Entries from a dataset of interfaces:
● ● ● ● ● ● ●

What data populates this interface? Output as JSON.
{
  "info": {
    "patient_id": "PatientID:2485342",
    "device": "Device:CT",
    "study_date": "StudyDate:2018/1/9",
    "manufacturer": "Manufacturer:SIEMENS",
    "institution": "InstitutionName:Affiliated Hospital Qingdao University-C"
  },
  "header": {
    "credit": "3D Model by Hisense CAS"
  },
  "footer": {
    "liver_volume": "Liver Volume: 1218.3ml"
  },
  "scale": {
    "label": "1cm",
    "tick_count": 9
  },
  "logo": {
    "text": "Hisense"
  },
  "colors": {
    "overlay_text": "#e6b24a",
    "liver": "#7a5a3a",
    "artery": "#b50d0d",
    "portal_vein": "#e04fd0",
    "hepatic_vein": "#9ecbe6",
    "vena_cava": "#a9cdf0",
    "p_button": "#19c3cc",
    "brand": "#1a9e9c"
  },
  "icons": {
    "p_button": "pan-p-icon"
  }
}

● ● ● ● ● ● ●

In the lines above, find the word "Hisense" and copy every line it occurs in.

    "credit": "3D Model by Hisense CAS"
    "text": "Hisense"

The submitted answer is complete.